Hannah Szymanik volunteered at Mary Queen of Peace Catholic School (MQPCS) in the Central Region of Ghana. Hannah taught English and math to a class of forty-one students ranging in age from 6 to 9 years old. Some of the topics Hannah taught included long and short vowel sounds, silent e, story comprehension, addition, currency, and telling time. Since MQPCS does not turn anyone away due to lack of academic performance, Hannah was also able to work one on one with struggling readers by teaching them helpful decoding strategies. Through Hannah’s partnering organization, ProWorld Service Corps, she was able to purchase needed items for the school with a special program budget. Clocks were purchased for all of the primary grade classrooms, children’s books were purchased for the library, and sports equipment was purchased to replace broken equipment. During the month Hannah was in Ghana, she also had the opportunity on the weekends to learn about Ghanaian culture and history. While visiting the Cape Coast Slave Trading Castle and Assin Manso, she saw firsthand the sobering and disheartening realities of slavery in African history. To experience a different aspect of the Ghanaian history and culture, Hannah participated in language classes, African drum and dance lessons, and a wood carving lesson. One of the highlights of the trip for Hannah was staying with a host family. She enjoyed becoming an active member of the household by helping with dinner and house chores, but most importantly she loved the welcoming family atmosphere and the cultural exchange through mutual respect for one another.
CEE Title: Get Connected
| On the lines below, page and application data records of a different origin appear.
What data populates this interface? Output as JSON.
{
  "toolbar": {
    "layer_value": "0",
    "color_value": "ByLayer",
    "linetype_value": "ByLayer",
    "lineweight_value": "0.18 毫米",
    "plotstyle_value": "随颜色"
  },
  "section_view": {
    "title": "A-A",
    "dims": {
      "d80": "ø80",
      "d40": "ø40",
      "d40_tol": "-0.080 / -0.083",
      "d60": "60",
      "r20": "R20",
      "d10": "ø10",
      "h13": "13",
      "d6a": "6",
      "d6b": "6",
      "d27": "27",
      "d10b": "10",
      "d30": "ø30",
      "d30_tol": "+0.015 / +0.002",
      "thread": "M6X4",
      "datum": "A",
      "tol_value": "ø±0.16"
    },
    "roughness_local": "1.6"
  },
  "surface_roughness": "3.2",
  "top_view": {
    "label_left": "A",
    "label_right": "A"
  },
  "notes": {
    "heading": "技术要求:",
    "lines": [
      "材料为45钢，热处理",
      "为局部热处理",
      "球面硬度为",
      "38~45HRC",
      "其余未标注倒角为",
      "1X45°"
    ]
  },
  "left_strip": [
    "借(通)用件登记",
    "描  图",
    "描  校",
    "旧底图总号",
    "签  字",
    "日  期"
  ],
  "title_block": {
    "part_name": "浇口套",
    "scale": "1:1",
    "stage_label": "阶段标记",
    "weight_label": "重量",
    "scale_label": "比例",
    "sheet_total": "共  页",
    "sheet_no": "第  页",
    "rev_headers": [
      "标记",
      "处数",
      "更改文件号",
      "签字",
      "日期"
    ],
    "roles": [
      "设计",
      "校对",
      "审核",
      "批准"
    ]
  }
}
Hannah helped create Get Connected, an event that introduced Waynesburg faculty, staff, and students to customs and cultures from around the world. Hannah and her team partnered with several organizations such as the Greater Pittsburgh Community Food Bank, Narimon Jewelry, International Justice Mission and Ten Thousand Villages to offer students insight into the similarities between global and domestic issues. Her team also invited a steel drum trio to perform Caribbean music, Muslim women from Pittsburgh to discuss Islam, and South Korean students to assist in Korean name art.